Timeline & findings
Make a prediction!
The history of Somerville, 2010-2100 Contact

Between February 2009 and December 2010, we spoke to hundreds of people about the future. A few dozen of these people were nice enough to make predictions about the future.

Some of these predictions took the form of elaborate short stories, or intricate drawings or maps.

Click on their names to see what these participants submitted to the project. (Note: to see these predictions in context, click on "Timeline & findings", above.)

Adam Olenn
Alain Jehlen
Alana Kumbier
Alex Pirie
Amara Good
Andrew Lynch
Auditi Guha
Ayanna B
Bambi Good
Ben Husk
Bill Rankin
Bill Ritchotte
Columbine Phoenix
Emily Arkin
Hannah Beynon Strutt
Heather Berlowitz
Heather Pena
Jay O'Grady
Jenn Harrington
Jennifer Mazer
Jessica Straus
Jim H.
Josh Burchord
Julia Fairclough
Karen Krolak
Lauren Schumacher
Lawrence Paolella
Linda Frye Burnham
Linda Haviland Conte
Louis Epstein
Maureen Barillaro
Neil Horsky
Pam Summa
Paul Johns
Rachel Strutt
Robin Wilcox
Sandra Day Smith
Seth Itzkan
Stacy Hill and Erin Leiman
Steven Popkes
Ted Bach
The Dan Crary Fan Club
Tim Devin
"Tinkerbell's human companion"
Wesley Heidi
and a number of Anonymous people


OK, a wish instead of a prediction:

That Somerville, Charlestown, that odd corner of Medford, and Cambridge be merged into Peninsular City (everything east of route 16, more or less, and in between the Mystic and the Charles). This would create a mixed, interesting and, most importantly, financially sustainable city. Alternate names: Chamedville, Chamystic, Mystarles? nah…

And while I'm in wish mode - that this new entity be governed by folks who had their eye always on the future of the city rather than on the next job and/or the good will of their campaign contributors!


So timeline: Based on a 'key informant" interview I did with an MIT project looking at coastal preparedness for sea level rise and a discussion I had with the interviewer, I'd say somewhere in the 2050-60 range an incremental but significant rise in sea level combined with a Kartrina sized event coming straight into the mouth of the Mystic will precipitate some rapid rethinking of political and geographical boundaries.

Much of what was filled in will be, if not permanently underwater, at least substantially impacted by this megastorm and the accompanying storm surge.
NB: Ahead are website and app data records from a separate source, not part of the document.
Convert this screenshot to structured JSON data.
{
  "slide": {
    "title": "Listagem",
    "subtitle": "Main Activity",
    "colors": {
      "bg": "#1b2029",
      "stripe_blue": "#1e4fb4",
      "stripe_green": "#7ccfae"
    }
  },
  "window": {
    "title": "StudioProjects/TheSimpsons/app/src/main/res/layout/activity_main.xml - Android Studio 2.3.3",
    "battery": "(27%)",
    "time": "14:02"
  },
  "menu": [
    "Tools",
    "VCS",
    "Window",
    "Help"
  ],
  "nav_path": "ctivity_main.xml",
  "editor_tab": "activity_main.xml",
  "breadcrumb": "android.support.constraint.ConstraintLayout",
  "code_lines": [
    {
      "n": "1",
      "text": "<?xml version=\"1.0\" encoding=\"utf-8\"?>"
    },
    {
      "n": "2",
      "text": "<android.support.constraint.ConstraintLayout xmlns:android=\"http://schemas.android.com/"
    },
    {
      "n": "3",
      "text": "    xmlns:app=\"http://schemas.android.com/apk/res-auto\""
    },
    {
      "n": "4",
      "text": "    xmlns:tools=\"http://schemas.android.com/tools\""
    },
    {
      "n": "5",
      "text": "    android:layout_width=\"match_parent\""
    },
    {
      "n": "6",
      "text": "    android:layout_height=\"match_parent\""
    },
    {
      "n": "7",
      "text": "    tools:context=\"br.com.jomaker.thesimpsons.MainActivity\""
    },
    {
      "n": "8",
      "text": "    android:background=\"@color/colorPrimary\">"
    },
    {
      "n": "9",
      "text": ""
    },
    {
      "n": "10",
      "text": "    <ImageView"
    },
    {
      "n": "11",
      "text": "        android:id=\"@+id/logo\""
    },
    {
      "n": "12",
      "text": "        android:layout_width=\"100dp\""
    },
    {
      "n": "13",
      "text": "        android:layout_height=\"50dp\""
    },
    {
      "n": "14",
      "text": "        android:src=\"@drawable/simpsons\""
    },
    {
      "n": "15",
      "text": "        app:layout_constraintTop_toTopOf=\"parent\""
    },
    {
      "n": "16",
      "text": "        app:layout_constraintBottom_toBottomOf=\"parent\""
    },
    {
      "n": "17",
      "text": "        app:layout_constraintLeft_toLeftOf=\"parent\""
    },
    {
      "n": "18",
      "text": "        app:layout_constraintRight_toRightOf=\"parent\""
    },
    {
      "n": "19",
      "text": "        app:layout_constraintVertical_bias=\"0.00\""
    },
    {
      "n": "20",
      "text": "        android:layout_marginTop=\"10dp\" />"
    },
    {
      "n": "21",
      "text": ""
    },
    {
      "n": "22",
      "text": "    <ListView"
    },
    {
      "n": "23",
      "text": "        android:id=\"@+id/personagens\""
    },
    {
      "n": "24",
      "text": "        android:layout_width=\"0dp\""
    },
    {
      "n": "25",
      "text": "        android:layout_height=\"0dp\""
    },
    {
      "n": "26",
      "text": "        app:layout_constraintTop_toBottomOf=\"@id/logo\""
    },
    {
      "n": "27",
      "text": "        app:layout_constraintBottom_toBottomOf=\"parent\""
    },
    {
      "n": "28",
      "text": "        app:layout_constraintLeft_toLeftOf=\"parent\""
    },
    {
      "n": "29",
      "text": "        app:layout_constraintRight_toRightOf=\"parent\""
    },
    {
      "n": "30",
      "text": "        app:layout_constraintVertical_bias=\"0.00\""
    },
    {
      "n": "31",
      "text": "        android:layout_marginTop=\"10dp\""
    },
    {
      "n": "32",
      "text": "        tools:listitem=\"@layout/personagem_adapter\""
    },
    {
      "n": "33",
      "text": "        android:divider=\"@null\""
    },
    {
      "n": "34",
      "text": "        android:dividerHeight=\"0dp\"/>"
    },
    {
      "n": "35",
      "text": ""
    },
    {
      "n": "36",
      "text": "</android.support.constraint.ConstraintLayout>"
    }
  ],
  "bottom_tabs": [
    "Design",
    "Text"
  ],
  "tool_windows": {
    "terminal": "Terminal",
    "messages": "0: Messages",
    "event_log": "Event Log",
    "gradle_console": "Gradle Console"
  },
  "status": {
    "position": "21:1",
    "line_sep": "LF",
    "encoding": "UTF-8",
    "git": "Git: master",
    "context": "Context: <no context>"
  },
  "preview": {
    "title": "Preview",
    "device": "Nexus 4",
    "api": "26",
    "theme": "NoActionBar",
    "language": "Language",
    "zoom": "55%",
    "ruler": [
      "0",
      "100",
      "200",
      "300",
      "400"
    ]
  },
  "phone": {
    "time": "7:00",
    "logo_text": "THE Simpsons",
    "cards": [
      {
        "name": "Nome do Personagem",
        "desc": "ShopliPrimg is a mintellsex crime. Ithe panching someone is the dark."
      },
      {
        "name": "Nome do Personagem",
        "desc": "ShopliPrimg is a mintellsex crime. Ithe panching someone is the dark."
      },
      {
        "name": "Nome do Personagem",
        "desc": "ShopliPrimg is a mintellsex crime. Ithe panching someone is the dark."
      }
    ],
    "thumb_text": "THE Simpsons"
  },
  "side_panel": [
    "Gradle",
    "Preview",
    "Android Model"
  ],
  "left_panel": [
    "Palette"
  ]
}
MIT will be deploying duck tour like vehicles to transport students, Assembly Square will be awash and a lot of present and planned river side development will collapse or be sodamaged as to unusable.

Worse, and the thing that will precipitate the political reconfiguration, the immediate damage as water is forced back up and into existing (and ancient) sewer and storm drainage lines will create infrastructure collapses (a geyser in Davis Sq.?) that will far exceed any one community's ability to rebuild. At the same time, the loss of housing, retail, and commercial properties along the river, not to mention land area itself, will require remapping and the MAPC will be empowered to make recommendations (perhaps with some statutory authority) for re-thinking how municipalities are considered.

In an even worse case scenario, the Charles basin will be similarly impacted. The Museum of Science will be undermined and the present central tower will collapse and Back Bay will become, well, Back Bay once again.

Rappaportville will go from "If You Lived Here, You'd Be Home By Now" to "Dock Space Available."

As a sidebar, the sudden rush of cold sea water flooding into the Harvard steam tunnels will cause boilers to crack and the rush of steam uphill will, through some freak of physics, launch the statue of John Harvard into orbit.

Bottom line for Bostonians (and Somervilliens): check a topographic map before buying a home, lock in your flood insurance now, and don't use the T after about 2030!

(source: Alex Pirie)